The rumour said that Sony was eying up a purchase at $130 per share. Keeping in mind that Take-Two's share price is currently $96, with a market cap of $10.9bn at the time of writing, the rumoured sale price would put the Grand Theft Auto firm's market cap at $13.5bn. The highest Take-Two's share price has ever been is $134.01, which it hit on August 24th, 2018. 

If a sale price is anything close to that $13.5bn figure, it would make it the largest video games company acquisition ever, putting it well ahead of Tencent's 2016 purchase of Clash of Clans firm Supercell, which the Chinese tech and entertainment giant splashed out $8.6bn for.

While we have no doubt that Sony has the cash to buy Take-Two, the question remains of whether the PlayStation giant would want to buy the company.

Take-Two does have a very diverse and future-proofed business.

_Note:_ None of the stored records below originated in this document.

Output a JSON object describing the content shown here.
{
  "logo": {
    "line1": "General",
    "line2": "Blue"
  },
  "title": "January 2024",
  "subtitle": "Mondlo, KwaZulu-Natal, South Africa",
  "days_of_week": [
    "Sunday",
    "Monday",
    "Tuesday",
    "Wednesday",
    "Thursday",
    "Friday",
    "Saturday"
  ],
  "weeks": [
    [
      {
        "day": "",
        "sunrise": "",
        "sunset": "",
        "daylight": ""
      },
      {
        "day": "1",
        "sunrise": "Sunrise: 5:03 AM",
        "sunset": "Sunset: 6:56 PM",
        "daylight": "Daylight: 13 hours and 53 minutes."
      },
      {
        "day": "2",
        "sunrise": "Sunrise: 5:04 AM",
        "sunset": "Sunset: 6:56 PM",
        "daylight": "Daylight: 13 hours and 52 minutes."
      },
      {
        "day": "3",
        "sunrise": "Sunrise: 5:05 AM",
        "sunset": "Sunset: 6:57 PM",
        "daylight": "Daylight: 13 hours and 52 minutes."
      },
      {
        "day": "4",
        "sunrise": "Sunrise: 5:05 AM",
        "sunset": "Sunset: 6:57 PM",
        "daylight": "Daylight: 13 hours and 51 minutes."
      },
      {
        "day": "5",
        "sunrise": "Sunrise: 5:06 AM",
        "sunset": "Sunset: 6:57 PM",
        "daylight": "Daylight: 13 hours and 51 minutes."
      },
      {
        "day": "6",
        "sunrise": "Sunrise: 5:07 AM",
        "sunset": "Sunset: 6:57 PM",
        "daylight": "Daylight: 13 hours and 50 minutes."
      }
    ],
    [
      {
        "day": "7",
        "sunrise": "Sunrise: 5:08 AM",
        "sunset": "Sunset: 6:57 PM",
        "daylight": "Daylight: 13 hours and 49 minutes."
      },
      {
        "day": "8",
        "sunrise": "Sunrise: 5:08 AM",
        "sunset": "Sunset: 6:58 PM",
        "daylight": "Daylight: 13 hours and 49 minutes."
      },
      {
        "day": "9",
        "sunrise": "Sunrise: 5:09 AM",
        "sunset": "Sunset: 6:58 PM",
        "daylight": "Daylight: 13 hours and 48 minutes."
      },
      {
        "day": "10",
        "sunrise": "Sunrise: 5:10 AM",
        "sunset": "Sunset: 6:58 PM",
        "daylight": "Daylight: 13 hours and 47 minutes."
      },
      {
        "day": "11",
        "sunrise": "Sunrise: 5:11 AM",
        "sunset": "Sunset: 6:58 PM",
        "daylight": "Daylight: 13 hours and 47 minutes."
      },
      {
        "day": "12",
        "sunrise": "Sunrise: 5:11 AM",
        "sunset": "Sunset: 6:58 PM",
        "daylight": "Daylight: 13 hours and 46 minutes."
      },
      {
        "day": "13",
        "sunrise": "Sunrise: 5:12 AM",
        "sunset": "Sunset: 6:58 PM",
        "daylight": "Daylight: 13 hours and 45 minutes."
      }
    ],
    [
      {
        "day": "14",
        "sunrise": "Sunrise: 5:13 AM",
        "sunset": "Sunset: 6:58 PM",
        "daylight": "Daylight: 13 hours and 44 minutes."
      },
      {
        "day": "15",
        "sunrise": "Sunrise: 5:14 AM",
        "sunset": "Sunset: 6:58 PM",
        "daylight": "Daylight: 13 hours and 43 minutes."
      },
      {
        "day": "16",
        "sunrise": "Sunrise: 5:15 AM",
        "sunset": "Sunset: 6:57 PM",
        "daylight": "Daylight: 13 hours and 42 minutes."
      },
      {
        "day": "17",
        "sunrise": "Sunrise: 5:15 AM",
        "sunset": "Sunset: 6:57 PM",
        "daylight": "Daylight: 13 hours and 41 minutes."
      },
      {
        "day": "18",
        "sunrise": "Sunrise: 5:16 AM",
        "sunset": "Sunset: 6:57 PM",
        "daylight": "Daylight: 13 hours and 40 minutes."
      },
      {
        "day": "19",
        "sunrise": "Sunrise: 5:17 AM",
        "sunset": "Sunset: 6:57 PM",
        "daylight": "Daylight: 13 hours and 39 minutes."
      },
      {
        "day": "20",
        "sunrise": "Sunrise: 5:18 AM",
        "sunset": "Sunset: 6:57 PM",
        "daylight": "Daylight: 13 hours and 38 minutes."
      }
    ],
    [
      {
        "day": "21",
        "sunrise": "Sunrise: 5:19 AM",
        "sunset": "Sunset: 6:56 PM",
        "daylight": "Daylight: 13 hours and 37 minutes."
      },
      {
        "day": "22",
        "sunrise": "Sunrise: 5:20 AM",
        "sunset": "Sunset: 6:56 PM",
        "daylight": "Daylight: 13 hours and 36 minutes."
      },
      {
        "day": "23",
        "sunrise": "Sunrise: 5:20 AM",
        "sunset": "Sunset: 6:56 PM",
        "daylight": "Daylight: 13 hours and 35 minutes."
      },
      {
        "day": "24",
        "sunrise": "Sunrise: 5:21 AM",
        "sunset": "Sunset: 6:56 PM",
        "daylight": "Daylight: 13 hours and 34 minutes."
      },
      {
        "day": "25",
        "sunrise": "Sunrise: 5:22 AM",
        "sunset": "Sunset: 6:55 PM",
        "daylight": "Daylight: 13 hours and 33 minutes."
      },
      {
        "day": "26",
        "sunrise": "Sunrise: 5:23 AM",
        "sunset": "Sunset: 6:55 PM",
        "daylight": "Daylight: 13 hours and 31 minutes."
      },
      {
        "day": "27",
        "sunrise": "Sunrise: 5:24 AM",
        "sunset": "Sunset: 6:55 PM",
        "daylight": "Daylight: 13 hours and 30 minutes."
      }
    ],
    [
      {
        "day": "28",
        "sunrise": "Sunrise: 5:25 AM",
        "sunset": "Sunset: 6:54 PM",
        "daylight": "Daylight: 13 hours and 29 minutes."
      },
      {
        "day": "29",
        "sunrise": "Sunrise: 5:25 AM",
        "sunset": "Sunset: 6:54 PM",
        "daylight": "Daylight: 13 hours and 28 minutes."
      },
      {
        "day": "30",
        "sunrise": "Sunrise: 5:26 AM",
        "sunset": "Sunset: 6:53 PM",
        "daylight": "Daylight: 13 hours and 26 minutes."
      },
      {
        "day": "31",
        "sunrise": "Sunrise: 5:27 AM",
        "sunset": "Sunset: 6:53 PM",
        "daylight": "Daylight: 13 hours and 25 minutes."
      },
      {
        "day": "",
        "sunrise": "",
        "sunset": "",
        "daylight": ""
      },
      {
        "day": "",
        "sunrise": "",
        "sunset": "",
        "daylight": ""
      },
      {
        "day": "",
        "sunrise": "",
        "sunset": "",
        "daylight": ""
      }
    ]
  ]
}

Obviously, there is the behemoth that is Rockstar Games, which has solved the 'issue' of having infrequent releases with online services that generate absurd amounts of cash between tentpole launches, which could honestly make a purchase worth it alone.

Then there's 2K Games, which boasts a plethora of valuable IP, including Borderlands and BioShock, in addition to its NBA 2K sports franchises. That last series has proved a global success, with a China-specific version doing the numbers in that region.

Take-Two also has its Private Division publishing label, which is targeting mid-tier projects, including games from Obsidian, The Outsiders and former Assassin's Creed creative director Patrice Désilets' new studio, Panache Digital.

Oh, and after years of steering clear of the mobile games market, Take-Two bought in with Spanish studio Social Point.

All of which is to say that Take-Two has a diverse portfolio of IP as well as businesses in many different regional and hardware sectors. But the cost of this is, well, far too high. For context; Microsoft bought six studios in the 2018 calendar year and set up a seventh in Santa Monica, hiring some top talent to head it up in the process. On The Big M's 10-Q quarterly report with the US Securities and Exchanges Commission, it says it completed 11 acquisitions - on top of the $7.5bn it paid for GitHub ($1.3bn in cash, rest in equity) - for $959m. The firm notes that these were largely cash deals. That means that it bought six studios and five other companies for less than $1bn.

When you put that next to whatever figure Take-Two would cost, it's a different league for Sony. Microsoft's spending spree was also to compensate for its historically weaker roster of first-party studios. At the time of writing, both the Xbox and PlayStation firms boast 13 owned-developers each. Whether Sony is content with that or if it wants to push ahead of the competition remains to be seen.

Then there's whether Strauss Zelnick and the rest of the Take-Two top dogs would want to sell. Unless there's a huge pay day, there's little reason for Zelnick and co to part with the company, especially with titles like Grand Theft Auto bringing in huge amounts of cash via on-going spending in online modes.

Either way, we'll surely find out more about Sony's acquisition strategy as the PlayStation firm opens about its plan for the next console generation in the near future.

PCGamesInsider Contributing Editor

Alex Calvin is a freelance journalist who writes about the business of games. He started out at UK trade paper MCV in 2013 and left as deputy editor over three years later. In June 2017, he joined Steel Media as the editor for new site In October 2019 he left this full-time position at the company but still contributes to the site on a daily basis. He has also written for, VGC, Games London, The Observer/Guardian and Esquire UK.